## [Records shown]
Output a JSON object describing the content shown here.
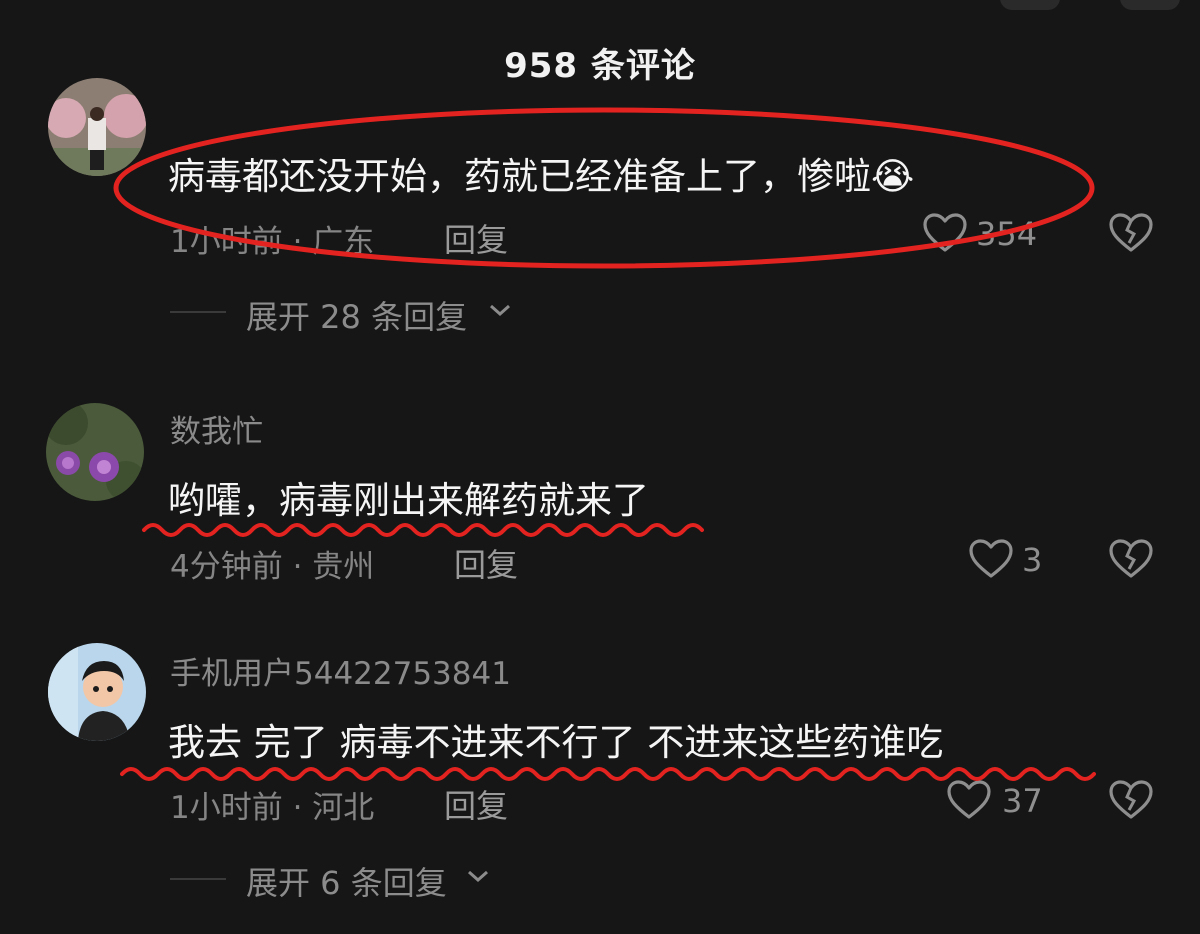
{
  "header": {
    "title": "958 条评论"
  },
  "comments": [
    {
      "text": "病毒都还没开始，药就已经准备上了，惨啦",
      "emoji": "😭",
      "meta": "1小时前 · 广东",
      "reply_label": "回复",
      "likes": "354",
      "expand_label": "展开 28 条回复"
    },
    {
      "username": "数我忙",
      "text": "哟嚯，病毒刚出来解药就来了",
      "meta": "4分钟前 · 贵州",
      "reply_label": "回复",
      "likes": "3"
    },
    {
      "username": "手机用户54422753841",
      "text": "我去 完了 病毒不进来不行了 不进来这些药谁吃",
      "meta": "1小时前 · 河北",
      "reply_label": "回复",
      "likes": "37",
      "expand_label": "展开 6 条回复"
    }
  ],
  "icons": {
    "like": "heart-outline-icon",
    "dislike": "broken-heart-icon",
    "expand": "chevron-down-icon"
  },
  "colors": {
    "background": "#161616",
    "annotation_red": "#e3231f"
  }
}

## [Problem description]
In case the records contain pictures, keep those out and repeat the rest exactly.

## [Output for this exercise]
Output a JSON object describing the content shown here.
{
  "header": {
    "title": "958 条评论"
  },
  "comments": [
    {
      "text": "病毒都还没开始，药就已经准备上了，惨啦",
      "emoji": "😭",
      "meta": "1小时前 · 广东",
      "reply_label": "回复",
      "likes": "354",
      "expand_label": "展开 28 条回复"
    },
    {
      "username": "数我忙",
      "text": "哟嚯，病毒刚出来解药就来了",
      "meta": "4分钟前 · 贵州",
      "reply_label": "回复",
      "likes": "3"
    },
    {
      "username": "手机用户54422753841",
      "text": "我去 完了 病毒不进来不行了 不进来这些药谁吃",
      "meta": "1小时前 · 河北",
      "reply_label": "回复",
      "likes": "37",
      "expand_label": "展开 6 条回复"
    }
  ],
  "icons": {
    "like": "heart-outline-icon",
    "dislike": "broken-heart-icon",
    "expand": "chevron-down-icon"
  },
  "colors": {
    "background": "#161616",
    "annotation_red": "#e3231f"
  }
}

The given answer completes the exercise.